Originally Posted by SBT
...in which case, when creator or contributor is anonymous, the copyright extends for 50 years from year of publishing, does it not?
Um, I don't know if it would better here if I hadn't googled this, but the translators are apparently Benjamin W. Huebsch and Helmut Ripperger
. I say apparently because, although I have not examined the physical book, the lack of library catalog entry mentions of the translator, and of course what you say in #3 above, leads me to think that the translator(s) are not mentioned inside the book.
WorldCat gives a date of death for Benjamin W. Huebsch of 1964:
This would imply Canada copyright expires, I'm afraid, on January 1, 2015.
As for Helmut Ripperger, I couldn't find a firm source for his date of death, but, well, there was a gentleman of that name who died in New York -- the location of the Viking Press -- in 1974:
Does that mean it's still under copyright even in life + 50 countries like Canada, and certainly under copyright in life + 70 countries like Norway? Maybe not. Read this:

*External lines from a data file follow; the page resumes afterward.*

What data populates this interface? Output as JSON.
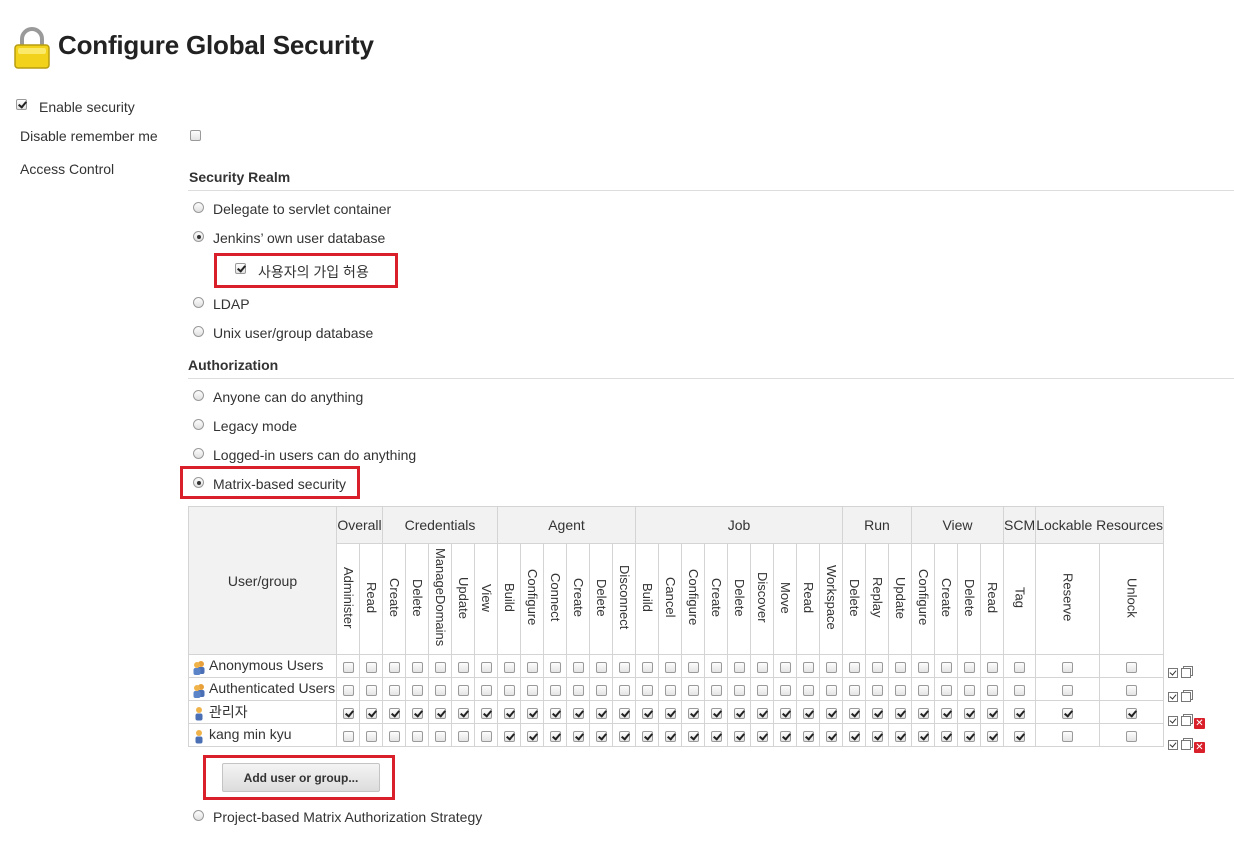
{
  "page": {
    "title": "Configure Global Security"
  },
  "enable_security": {
    "label": "Enable security",
    "checked": true
  },
  "disable_remember_me": {
    "label": "Disable remember me",
    "checked": false
  },
  "access_control": {
    "label": "Access Control"
  },
  "security_realm": {
    "heading": "Security Realm",
    "options": [
      {
        "label": "Delegate to servlet container",
        "selected": false
      },
      {
        "label": "Jenkins’ own user database",
        "selected": true
      },
      {
        "label": "LDAP",
        "selected": false
      },
      {
        "label": "Unix user/group database",
        "selected": false
      }
    ],
    "allow_signup": {
      "label": "사용자의 가입 허용",
      "checked": true
    }
  },
  "authorization": {
    "heading": "Authorization",
    "options": [
      {
        "label": "Anyone can do anything",
        "selected": false
      },
      {
        "label": "Legacy mode",
        "selected": false
      },
      {
        "label": "Logged-in users can do anything",
        "selected": false
      },
      {
        "label": "Matrix-based security",
        "selected": true
      }
    ],
    "project_matrix": {
      "label": "Project-based Matrix Authorization Strategy",
      "selected": false
    }
  },
  "matrix": {
    "user_group_header": "User/group",
    "groups": [
      {
        "name": "Overall",
        "perms": [
          "Administer",
          "Read"
        ]
      },
      {
        "name": "Credentials",
        "perms": [
          "Create",
          "Delete",
          "ManageDomains",
          "Update",
          "View"
        ]
      },
      {
        "name": "Agent",
        "perms": [
          "Build",
          "Configure",
          "Connect",
          "Create",
          "Delete",
          "Disconnect"
        ]
      },
      {
        "name": "Job",
        "perms": [
          "Build",
          "Cancel",
          "Configure",
          "Create",
          "Delete",
          "Discover",
          "Move",
          "Read",
          "Workspace"
        ]
      },
      {
        "name": "Run",
        "perms": [
          "Delete",
          "Replay",
          "Update"
        ]
      },
      {
        "name": "View",
        "perms": [
          "Configure",
          "Create",
          "Delete",
          "Read"
        ]
      },
      {
        "name": "SCM",
        "perms": [
          "Tag"
        ]
      },
      {
        "name": "Lockable Resources",
        "perms": [
          "Reserve",
          "Unlock"
        ]
      }
    ],
    "rows": [
      {
        "name": "Anonymous Users",
        "icon": "group-icon",
        "deletable": false,
        "checks": [
          0,
          0,
          0,
          0,
          0,
          0,
          0,
          0,
          0,
          0,
          0,
          0,
          0,
          0,
          0,
          0,
          0,
          0,
          0,
          0,
          0,
          0,
          0,
          0,
          0,
          0,
          0,
          0,
          0,
          0,
          0,
          0
        ]
      },
      {
        "name": "Authenticated Users",
        "icon": "group-icon",
        "deletable": false,
        "checks": [
          0,
          0,
          0,
          0,
          0,
          0,
          0,
          0,
          0,
          0,
          0,
          0,
          0,
          0,
          0,
          0,
          0,
          0,
          0,
          0,
          0,
          0,
          0,
          0,
          0,
          0,
          0,
          0,
          0,
          0,
          0,
          0
        ]
      },
      {
        "name": "관리자",
        "icon": "user-icon",
        "deletable": true,
        "checks": [
          1,
          1,
          1,
          1,
          1,
          1,
          1,
          1,
          1,
          1,
          1,
          1,
          1,
          1,
          1,
          1,
          1,
          1,
          1,
          1,
          1,
          1,
          1,
          1,
          1,
          1,
          1,
          1,
          1,
          1,
          1,
          1
        ]
      },
      {
        "name": "kang min kyu",
        "icon": "user-icon",
        "deletable": true,
        "checks": [
          0,
          0,
          0,
          0,
          0,
          0,
          0,
          1,
          1,
          1,
          1,
          1,
          1,
          1,
          1,
          1,
          1,
          1,
          1,
          1,
          1,
          1,
          1,
          1,
          1,
          1,
          1,
          1,
          1,
          1,
          0,
          0
        ]
      }
    ]
  },
  "add_button": {
    "label": "Add user or group..."
  },
  "colors": {
    "accent_red": "#d9202a",
    "lock_yellow": "#f2d21b"
  }
}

The question seems to be -- did the anonymous Viking Press translators later disclose their identity? Or was their identity only discovered after their death, perhaps by a scholar examining an archive? The answer could turn on the legal definition of disclosure. That I don't know.
There's no question, in my mind, that archive.org and SBT acted in good faith. Or that MobileRead should take it down if one of the children of the translators write in to object. Beyond that, and the certainty it is under copyright in the United States, I'm flummoxed.
EDITED: Author and then-anonymous translator